> YOUR INSTRUCTIONS
Any image in the records should be left out; output everything else exactly.

> INFORMATION SHOWN

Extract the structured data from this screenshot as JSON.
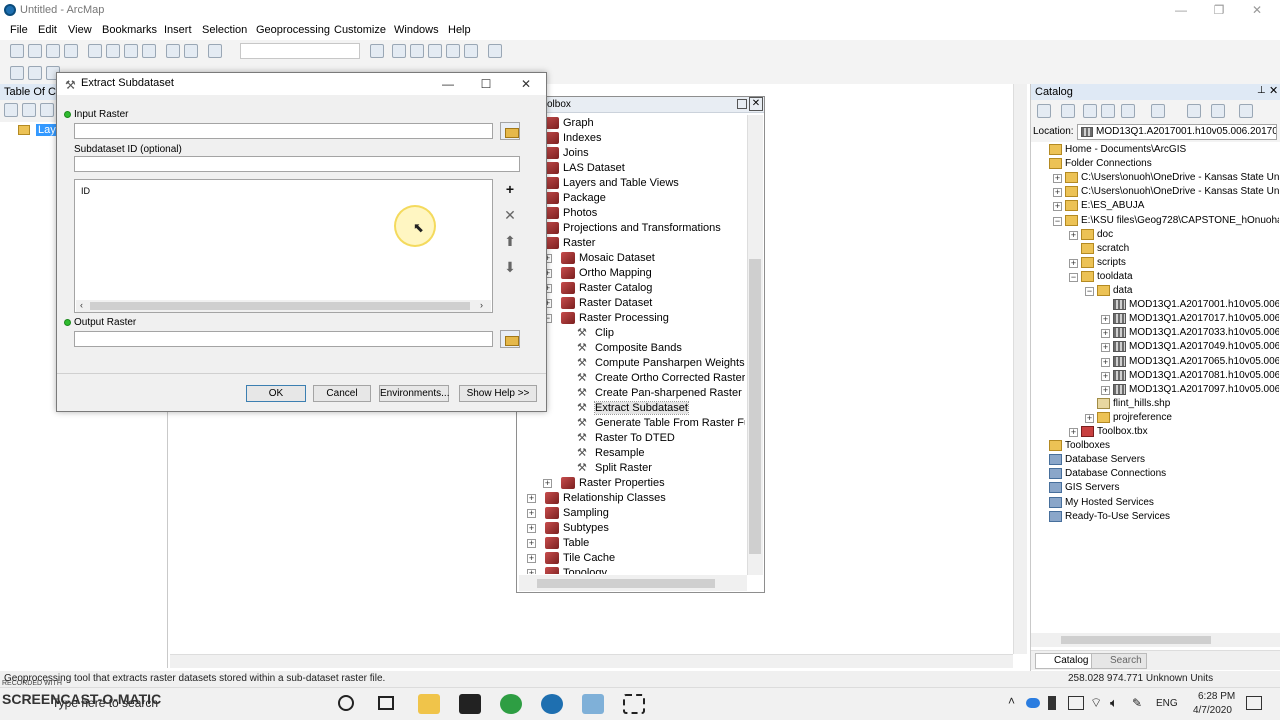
{
  "window": {
    "title": "Untitled - ArcMap",
    "controls": [
      "—",
      "❐",
      "✕"
    ]
  },
  "menu": [
    "File",
    "Edit",
    "View",
    "Bookmarks",
    "Insert",
    "Selection",
    "Geoprocessing",
    "Customize",
    "Windows",
    "Help"
  ],
  "toc": {
    "header": "Table Of Co",
    "layers_label": "Laye"
  },
  "dialog": {
    "title": "Extract Subdataset",
    "input_raster_label": "Input Raster",
    "input_raster_value": "",
    "subdataset_label": "Subdataset ID (optional)",
    "subdataset_value": "",
    "list_header": "ID",
    "output_raster_label": "Output Raster",
    "output_raster_value": "",
    "buttons": {
      "ok": "OK",
      "cancel": "Cancel",
      "environments": "Environments...",
      "show_help": "Show Help >>"
    }
  },
  "toolbox": {
    "header": "olbox",
    "items": [
      {
        "label": "Graph",
        "expander": "",
        "type": "toolset"
      },
      {
        "label": "Indexes",
        "expander": "",
        "type": "toolset"
      },
      {
        "label": "Joins",
        "expander": "",
        "type": "toolset"
      },
      {
        "label": "LAS Dataset",
        "expander": "",
        "type": "toolset"
      },
      {
        "label": "Layers and Table Views",
        "expander": "",
        "type": "toolset"
      },
      {
        "label": "Package",
        "expander": "",
        "type": "toolset"
      },
      {
        "label": "Photos",
        "expander": "",
        "type": "toolset"
      },
      {
        "label": "Projections and Transformations",
        "expander": "",
        "type": "toolset"
      },
      {
        "label": "Raster",
        "expander": "",
        "type": "toolset"
      },
      {
        "label": "Mosaic Dataset",
        "expander": "+",
        "type": "toolset",
        "indent": 1
      },
      {
        "label": "Ortho Mapping",
        "expander": "+",
        "type": "toolset",
        "indent": 1
      },
      {
        "label": "Raster Catalog",
        "expander": "+",
        "type": "toolset",
        "indent": 1
      },
      {
        "label": "Raster Dataset",
        "expander": "+",
        "type": "toolset",
        "indent": 1
      },
      {
        "label": "Raster Processing",
        "expander": "−",
        "type": "toolset",
        "indent": 1
      },
      {
        "label": "Clip",
        "expander": "",
        "type": "tool",
        "indent": 2
      },
      {
        "label": "Composite Bands",
        "expander": "",
        "type": "tool",
        "indent": 2
      },
      {
        "label": "Compute Pansharpen Weights",
        "expander": "",
        "type": "tool",
        "indent": 2
      },
      {
        "label": "Create Ortho Corrected Raster Da",
        "expander": "",
        "type": "tool",
        "indent": 2
      },
      {
        "label": "Create Pan-sharpened Raster Dat",
        "expander": "",
        "type": "tool",
        "indent": 2
      },
      {
        "label": "Extract Subdataset",
        "expander": "",
        "type": "tool",
        "indent": 2,
        "selected": true
      },
      {
        "label": "Generate Table From Raster Func",
        "expander": "",
        "type": "tool",
        "indent": 2
      },
      {
        "label": "Raster To DTED",
        "expander": "",
        "type": "tool",
        "indent": 2
      },
      {
        "label": "Resample",
        "expander": "",
        "type": "tool",
        "indent": 2
      },
      {
        "label": "Split Raster",
        "expander": "",
        "type": "tool",
        "indent": 2
      },
      {
        "label": "Raster Properties",
        "expander": "+",
        "type": "toolset",
        "indent": 1
      },
      {
        "label": "Relationship Classes",
        "expander": "+",
        "type": "toolset"
      },
      {
        "label": "Sampling",
        "expander": "+",
        "type": "toolset"
      },
      {
        "label": "Subtypes",
        "expander": "+",
        "type": "toolset"
      },
      {
        "label": "Table",
        "expander": "+",
        "type": "toolset"
      },
      {
        "label": "Tile Cache",
        "expander": "+",
        "type": "toolset"
      },
      {
        "label": "Topology",
        "expander": "+",
        "type": "toolset"
      }
    ]
  },
  "catalog": {
    "title": "Catalog",
    "location_label": "Location:",
    "location_value": "MOD13Q1.A2017001.h10v05.006.20170",
    "items": [
      {
        "label": "Home - Documents\\ArcGIS",
        "expander": "",
        "icon": "folder",
        "indent": 0
      },
      {
        "label": "Folder Connections",
        "expander": "",
        "icon": "folder",
        "indent": 0
      },
      {
        "label": "C:\\Users\\onuoh\\OneDrive - Kansas State Univer",
        "expander": "+",
        "icon": "folder",
        "indent": 1
      },
      {
        "label": "C:\\Users\\onuoh\\OneDrive - Kansas State Univer",
        "expander": "+",
        "icon": "folder",
        "indent": 1
      },
      {
        "label": "E:\\ES_ABUJA",
        "expander": "+",
        "icon": "folder",
        "indent": 1
      },
      {
        "label": "E:\\KSU files\\Geog728\\CAPSTONE_hOnuoha",
        "expander": "−",
        "icon": "folder",
        "indent": 1
      },
      {
        "label": "doc",
        "expander": "+",
        "icon": "folder",
        "indent": 2
      },
      {
        "label": "scratch",
        "expander": "",
        "icon": "folder",
        "indent": 2
      },
      {
        "label": "scripts",
        "expander": "+",
        "icon": "folder",
        "indent": 2
      },
      {
        "label": "tooldata",
        "expander": "−",
        "icon": "folder",
        "indent": 2
      },
      {
        "label": "data",
        "expander": "−",
        "icon": "folder",
        "indent": 3
      },
      {
        "label": "MOD13Q1.A2017001.h10v05.006.2017",
        "expander": "",
        "icon": "raster",
        "indent": 4
      },
      {
        "label": "MOD13Q1.A2017017.h10v05.006.2017",
        "expander": "+",
        "icon": "raster",
        "indent": 4
      },
      {
        "label": "MOD13Q1.A2017033.h10v05.006.2017",
        "expander": "+",
        "icon": "raster",
        "indent": 4
      },
      {
        "label": "MOD13Q1.A2017049.h10v05.006.2017",
        "expander": "+",
        "icon": "raster",
        "indent": 4
      },
      {
        "label": "MOD13Q1.A2017065.h10v05.006.2017",
        "expander": "+",
        "icon": "raster",
        "indent": 4
      },
      {
        "label": "MOD13Q1.A2017081.h10v05.006.2017",
        "expander": "+",
        "icon": "raster",
        "indent": 4
      },
      {
        "label": "MOD13Q1.A2017097.h10v05.006.2017",
        "expander": "+",
        "icon": "raster",
        "indent": 4
      },
      {
        "label": "flint_hills.shp",
        "expander": "",
        "icon": "shp",
        "indent": 3
      },
      {
        "label": "projreference",
        "expander": "+",
        "icon": "folder",
        "indent": 3
      },
      {
        "label": "Toolbox.tbx",
        "expander": "+",
        "icon": "tbx",
        "indent": 2
      },
      {
        "label": "Toolboxes",
        "expander": "",
        "icon": "folder",
        "indent": 0
      },
      {
        "label": "Database Servers",
        "expander": "",
        "icon": "db",
        "indent": 0
      },
      {
        "label": "Database Connections",
        "expander": "",
        "icon": "db",
        "indent": 0
      },
      {
        "label": "GIS Servers",
        "expander": "",
        "icon": "db",
        "indent": 0
      },
      {
        "label": "My Hosted Services",
        "expander": "",
        "icon": "db",
        "indent": 0
      },
      {
        "label": "Ready-To-Use Services",
        "expander": "",
        "icon": "db",
        "indent": 0
      }
    ],
    "tabs": [
      "Catalog",
      "Search"
    ]
  },
  "status": {
    "message": "Geoprocessing tool that extracts raster datasets stored within a sub-dataset raster file.",
    "coords": "258.028  974.771 Unknown Units"
  },
  "taskbar": {
    "search_text": "Type here to search",
    "language": "ENG",
    "time": "6:28 PM",
    "date": "4/7/2020"
  },
  "watermark": {
    "line1": "RECORDED WITH",
    "line2": "SCREENCAST-O-MATIC"
  }
}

> RESPONSE TO THIS EXERCISE
Extract the structured data from this screenshot as JSON.
{
  "window": {
    "title": "Untitled - ArcMap",
    "controls": [
      "—",
      "❐",
      "✕"
    ]
  },
  "menu": [
    "File",
    "Edit",
    "View",
    "Bookmarks",
    "Insert",
    "Selection",
    "Geoprocessing",
    "Customize",
    "Windows",
    "Help"
  ],
  "toc": {
    "header": "Table Of Co",
    "layers_label": "Laye"
  },
  "dialog": {
    "title": "Extract Subdataset",
    "input_raster_label": "Input Raster",
    "input_raster_value": "",
    "subdataset_label": "Subdataset ID (optional)",
    "subdataset_value": "",
    "list_header": "ID",
    "output_raster_label": "Output Raster",
    "output_raster_value": "",
    "buttons": {
      "ok": "OK",
      "cancel": "Cancel",
      "environments": "Environments...",
      "show_help": "Show Help >>"
    }
  },
  "toolbox": {
    "header": "olbox",
    "items": [
      {
        "label": "Graph",
        "expander": "",
        "type": "toolset"
      },
      {
        "label": "Indexes",
        "expander": "",
        "type": "toolset"
      },
      {
        "label": "Joins",
        "expander": "",
        "type": "toolset"
      },
      {
        "label": "LAS Dataset",
        "expander": "",
        "type": "toolset"
      },
      {
        "label": "Layers and Table Views",
        "expander": "",
        "type": "toolset"
      },
      {
        "label": "Package",
        "expander": "",
        "type": "toolset"
      },
      {
        "label": "Photos",
        "expander": "",
        "type": "toolset"
      },
      {
        "label": "Projections and Transformations",
        "expander": "",
        "type": "toolset"
      },
      {
        "label": "Raster",
        "expander": "",
        "type": "toolset"
      },
      {
        "label": "Mosaic Dataset",
        "expander": "+",
        "type": "toolset",
        "indent": 1
      },
      {
        "label": "Ortho Mapping",
        "expander": "+",
        "type": "toolset",
        "indent": 1
      },
      {
        "label": "Raster Catalog",
        "expander": "+",
        "type": "toolset",
        "indent": 1
      },
      {
        "label": "Raster Dataset",
        "expander": "+",
        "type": "toolset",
        "indent": 1
      },
      {
        "label": "Raster Processing",
        "expander": "−",
        "type": "toolset",
        "indent": 1
      },
      {
        "label": "Clip",
        "expander": "",
        "type": "tool",
        "indent": 2
      },
      {
        "label": "Composite Bands",
        "expander": "",
        "type": "tool",
        "indent": 2
      },
      {
        "label": "Compute Pansharpen Weights",
        "expander": "",
        "type": "tool",
        "indent": 2
      },
      {
        "label": "Create Ortho Corrected Raster Da",
        "expander": "",
        "type": "tool",
        "indent": 2
      },
      {
        "label": "Create Pan-sharpened Raster Dat",
        "expander": "",
        "type": "tool",
        "indent": 2
      },
      {
        "label": "Extract Subdataset",
        "expander": "",
        "type": "tool",
        "indent": 2,
        "selected": true
      },
      {
        "label": "Generate Table From Raster Func",
        "expander": "",
        "type": "tool",
        "indent": 2
      },
      {
        "label": "Raster To DTED",
        "expander": "",
        "type": "tool",
        "indent": 2
      },
      {
        "label": "Resample",
        "expander": "",
        "type": "tool",
        "indent": 2
      },
      {
        "label": "Split Raster",
        "expander": "",
        "type": "tool",
        "indent": 2
      },
      {
        "label": "Raster Properties",
        "expander": "+",
        "type": "toolset",
        "indent": 1
      },
      {
        "label": "Relationship Classes",
        "expander": "+",
        "type": "toolset"
      },
      {
        "label": "Sampling",
        "expander": "+",
        "type": "toolset"
      },
      {
        "label": "Subtypes",
        "expander": "+",
        "type": "toolset"
      },
      {
        "label": "Table",
        "expander": "+",
        "type": "toolset"
      },
      {
        "label": "Tile Cache",
        "expander": "+",
        "type": "toolset"
      },
      {
        "label": "Topology",
        "expander": "+",
        "type": "toolset"
      }
    ]
  },
  "catalog": {
    "title": "Catalog",
    "location_label": "Location:",
    "location_value": "MOD13Q1.A2017001.h10v05.006.20170",
    "items": [
      {
        "label": "Home - Documents\\ArcGIS",
        "expander": "",
        "icon": "folder",
        "indent": 0
      },
      {
        "label": "Folder Connections",
        "expander": "",
        "icon": "folder",
        "indent": 0
      },
      {
        "label": "C:\\Users\\onuoh\\OneDrive - Kansas State Univer",
        "expander": "+",
        "icon": "folder",
        "indent": 1
      },
      {
        "label": "C:\\Users\\onuoh\\OneDrive - Kansas State Univer",
        "expander": "+",
        "icon": "folder",
        "indent": 1
      },
      {
        "label": "E:\\ES_ABUJA",
        "expander": "+",
        "icon": "folder",
        "indent": 1
      },
      {
        "label": "E:\\KSU files\\Geog728\\CAPSTONE_hOnuoha",
        "expander": "−",
        "icon": "folder",
        "indent": 1
      },
      {
        "label": "doc",
        "expander": "+",
        "icon": "folder",
        "indent": 2
      },
      {
        "label": "scratch",
        "expander": "",
        "icon": "folder",
        "indent": 2
      },
      {
        "label": "scripts",
        "expander": "+",
        "icon": "folder",
        "indent": 2
      },
      {
        "label": "tooldata",
        "expander": "−",
        "icon": "folder",
        "indent": 2
      },
      {
        "label": "data",
        "expander": "−",
        "icon": "folder",
        "indent": 3
      },
      {
        "label": "MOD13Q1.A2017001.h10v05.006.2017",
        "expander": "",
        "icon": "raster",
        "indent": 4
      },
      {
        "label": "MOD13Q1.A2017017.h10v05.006.2017",
        "expander": "+",
        "icon": "raster",
        "indent": 4
      },
      {
        "label": "MOD13Q1.A2017033.h10v05.006.2017",
        "expander": "+",
        "icon": "raster",
        "indent": 4
      },
      {
        "label": "MOD13Q1.A2017049.h10v05.006.2017",
        "expander": "+",
        "icon": "raster",
        "indent": 4
      },
      {
        "label": "MOD13Q1.A2017065.h10v05.006.2017",
        "expander": "+",
        "icon": "raster",
        "indent": 4
      },
      {
        "label": "MOD13Q1.A2017081.h10v05.006.2017",
        "expander": "+",
        "icon": "raster",
        "indent": 4
      },
      {
        "label": "MOD13Q1.A2017097.h10v05.006.2017",
        "expander": "+",
        "icon": "raster",
        "indent": 4
      },
      {
        "label": "flint_hills.shp",
        "expander": "",
        "icon": "shp",
        "indent": 3
      },
      {
        "label": "projreference",
        "expander": "+",
        "icon": "folder",
        "indent": 3
      },
      {
        "label": "Toolbox.tbx",
        "expander": "+",
        "icon": "tbx",
        "indent": 2
      },
      {
        "label": "Toolboxes",
        "expander": "",
        "icon": "folder",
        "indent": 0
      },
      {
        "label": "Database Servers",
        "expander": "",
        "icon": "db",
        "indent": 0
      },
      {
        "label": "Database Connections",
        "expander": "",
        "icon": "db",
        "indent": 0
      },
      {
        "label": "GIS Servers",
        "expander": "",
        "icon": "db",
        "indent": 0
      },
      {
        "label": "My Hosted Services",
        "expander": "",
        "icon": "db",
        "indent": 0
      },
      {
        "label": "Ready-To-Use Services",
        "expander": "",
        "icon": "db",
        "indent": 0
      }
    ],
    "tabs": [
      "Catalog",
      "Search"
    ]
  },
  "status": {
    "message": "Geoprocessing tool that extracts raster datasets stored within a sub-dataset raster file.",
    "coords": "258.028  974.771 Unknown Units"
  },
  "taskbar": {
    "search_text": "Type here to search",
    "language": "ENG",
    "time": "6:28 PM",
    "date": "4/7/2020"
  },
  "watermark": {
    "line1": "RECORDED WITH",
    "line2": "SCREENCAST-O-MATIC"
  }
}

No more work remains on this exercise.